» **What the task asks**
Work through the data and say how many lines contain "this". The number alone is the answer.

⟨

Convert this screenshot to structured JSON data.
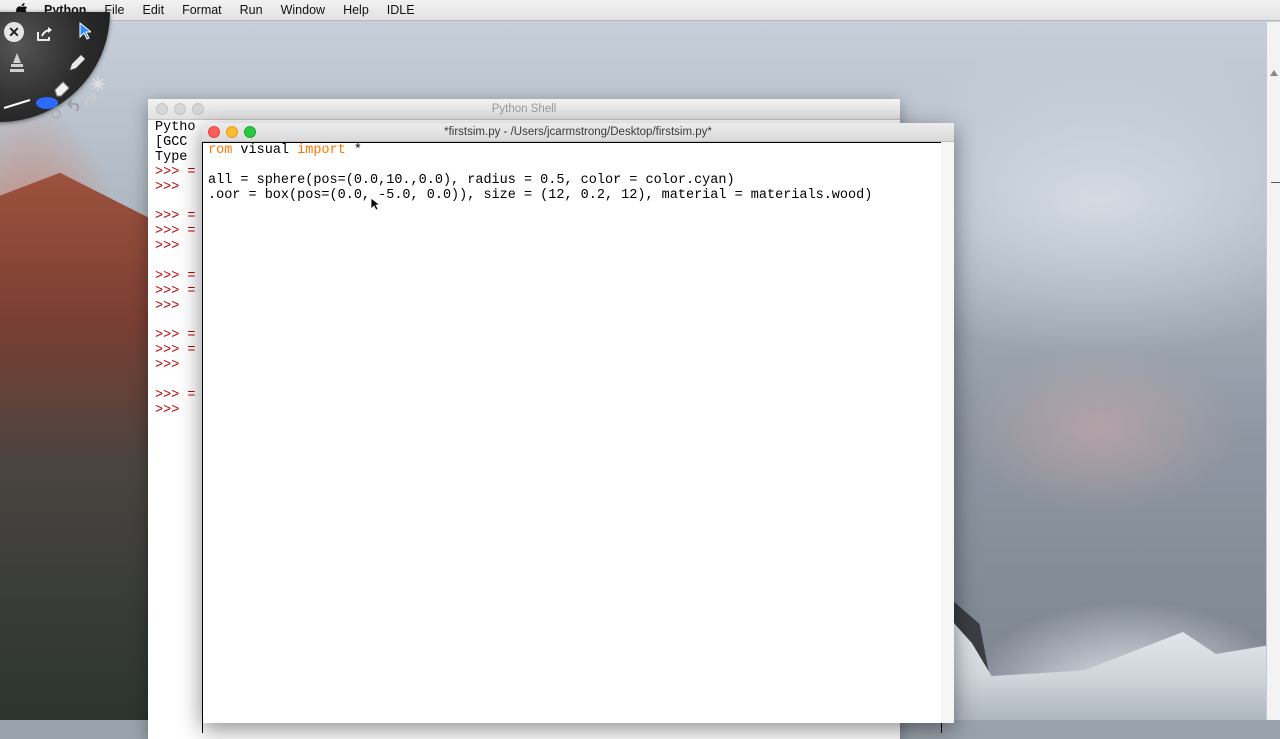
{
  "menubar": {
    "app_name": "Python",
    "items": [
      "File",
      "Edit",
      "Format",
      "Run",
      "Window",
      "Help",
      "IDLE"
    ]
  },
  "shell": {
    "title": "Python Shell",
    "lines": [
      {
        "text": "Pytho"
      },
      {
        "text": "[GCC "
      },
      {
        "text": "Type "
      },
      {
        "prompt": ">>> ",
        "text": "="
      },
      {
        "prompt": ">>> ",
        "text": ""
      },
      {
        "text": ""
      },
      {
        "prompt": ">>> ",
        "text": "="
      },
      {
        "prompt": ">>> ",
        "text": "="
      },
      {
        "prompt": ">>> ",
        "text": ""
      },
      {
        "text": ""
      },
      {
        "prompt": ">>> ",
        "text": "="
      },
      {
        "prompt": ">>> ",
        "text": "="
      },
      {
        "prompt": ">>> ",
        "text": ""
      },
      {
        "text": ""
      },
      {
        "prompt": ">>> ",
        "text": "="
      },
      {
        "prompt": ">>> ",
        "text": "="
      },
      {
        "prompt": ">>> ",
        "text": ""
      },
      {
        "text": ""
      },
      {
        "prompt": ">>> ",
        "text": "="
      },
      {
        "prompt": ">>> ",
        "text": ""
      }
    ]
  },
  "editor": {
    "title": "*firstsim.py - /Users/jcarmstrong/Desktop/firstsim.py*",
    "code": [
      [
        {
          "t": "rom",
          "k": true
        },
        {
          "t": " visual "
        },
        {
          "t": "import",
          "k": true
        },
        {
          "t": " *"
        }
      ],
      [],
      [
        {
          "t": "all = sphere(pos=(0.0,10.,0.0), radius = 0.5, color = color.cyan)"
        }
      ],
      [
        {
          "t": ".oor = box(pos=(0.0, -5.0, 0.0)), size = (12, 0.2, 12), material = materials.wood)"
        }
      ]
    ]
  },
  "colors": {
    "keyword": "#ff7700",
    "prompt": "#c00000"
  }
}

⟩
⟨

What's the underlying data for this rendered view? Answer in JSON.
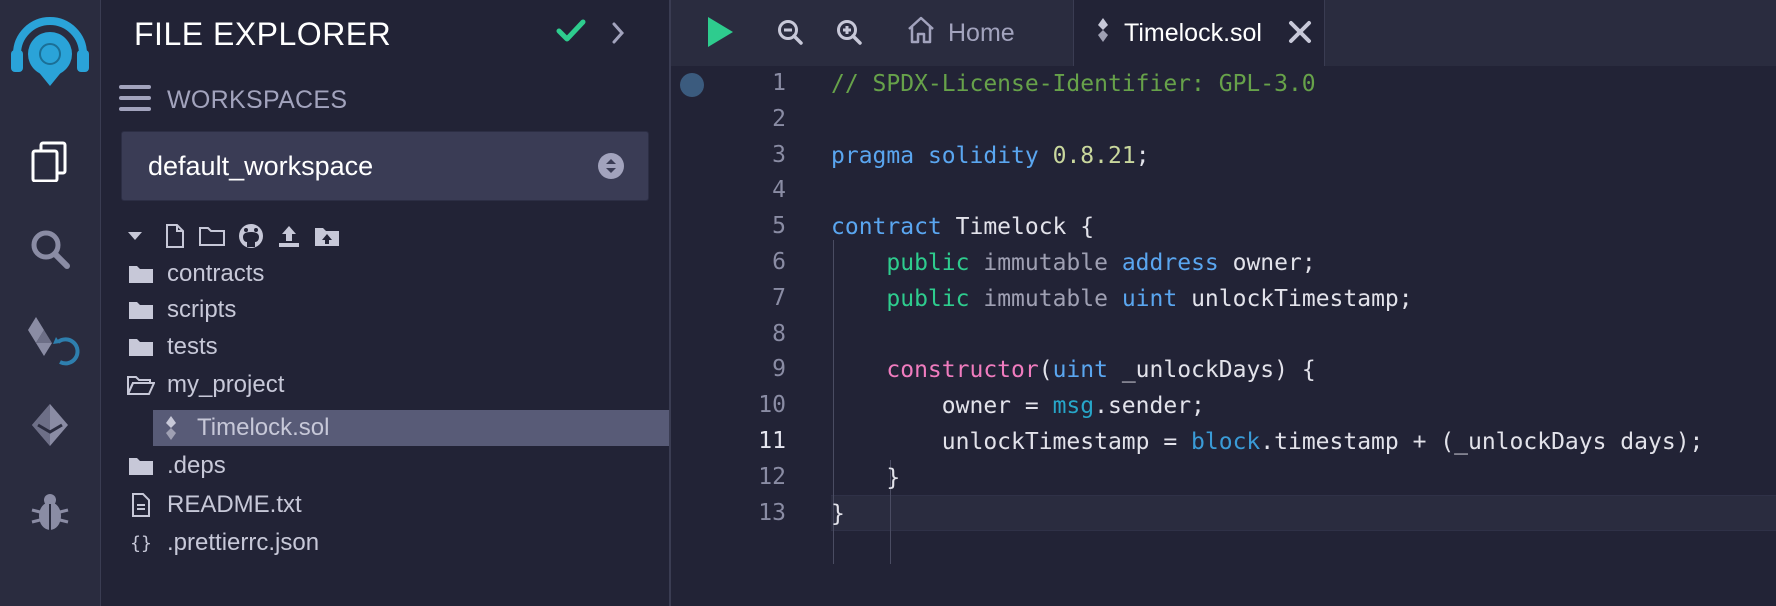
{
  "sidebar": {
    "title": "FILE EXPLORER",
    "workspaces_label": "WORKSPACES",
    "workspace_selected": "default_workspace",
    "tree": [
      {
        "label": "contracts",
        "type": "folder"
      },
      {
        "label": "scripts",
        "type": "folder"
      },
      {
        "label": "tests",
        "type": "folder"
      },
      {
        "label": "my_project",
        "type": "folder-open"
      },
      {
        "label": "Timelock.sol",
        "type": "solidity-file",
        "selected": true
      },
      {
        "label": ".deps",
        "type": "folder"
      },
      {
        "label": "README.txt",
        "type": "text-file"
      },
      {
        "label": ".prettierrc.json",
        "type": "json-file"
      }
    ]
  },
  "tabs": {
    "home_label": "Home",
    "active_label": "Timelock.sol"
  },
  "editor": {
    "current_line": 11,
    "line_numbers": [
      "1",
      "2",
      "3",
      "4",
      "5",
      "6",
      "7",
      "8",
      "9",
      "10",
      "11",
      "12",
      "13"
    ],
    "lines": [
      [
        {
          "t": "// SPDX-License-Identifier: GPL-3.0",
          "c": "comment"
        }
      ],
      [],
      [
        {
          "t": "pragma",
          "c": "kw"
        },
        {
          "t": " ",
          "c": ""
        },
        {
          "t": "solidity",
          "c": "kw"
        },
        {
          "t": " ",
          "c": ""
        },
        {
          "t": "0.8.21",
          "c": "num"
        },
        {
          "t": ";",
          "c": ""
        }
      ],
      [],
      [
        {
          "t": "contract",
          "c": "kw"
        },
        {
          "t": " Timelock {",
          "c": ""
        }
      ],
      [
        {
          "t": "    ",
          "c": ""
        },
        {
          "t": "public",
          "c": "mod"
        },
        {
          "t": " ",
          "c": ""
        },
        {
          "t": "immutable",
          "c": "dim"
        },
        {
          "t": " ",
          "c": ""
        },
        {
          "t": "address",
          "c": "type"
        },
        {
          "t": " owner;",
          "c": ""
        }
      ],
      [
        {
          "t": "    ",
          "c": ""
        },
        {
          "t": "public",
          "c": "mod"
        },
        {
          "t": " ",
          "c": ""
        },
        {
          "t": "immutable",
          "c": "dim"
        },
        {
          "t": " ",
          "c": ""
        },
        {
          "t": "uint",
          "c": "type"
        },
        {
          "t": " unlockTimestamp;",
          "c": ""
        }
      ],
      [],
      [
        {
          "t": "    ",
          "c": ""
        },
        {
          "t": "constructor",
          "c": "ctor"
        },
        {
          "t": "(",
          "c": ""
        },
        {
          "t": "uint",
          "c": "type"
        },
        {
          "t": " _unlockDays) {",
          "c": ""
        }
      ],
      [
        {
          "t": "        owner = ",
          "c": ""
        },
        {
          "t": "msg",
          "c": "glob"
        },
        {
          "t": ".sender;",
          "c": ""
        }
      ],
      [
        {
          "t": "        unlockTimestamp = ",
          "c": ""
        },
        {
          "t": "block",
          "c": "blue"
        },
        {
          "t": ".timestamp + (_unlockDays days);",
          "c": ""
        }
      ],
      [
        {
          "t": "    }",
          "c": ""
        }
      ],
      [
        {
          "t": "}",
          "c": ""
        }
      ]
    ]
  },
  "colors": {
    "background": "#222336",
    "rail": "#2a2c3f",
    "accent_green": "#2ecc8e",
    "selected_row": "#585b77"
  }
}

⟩

» **Task response**
2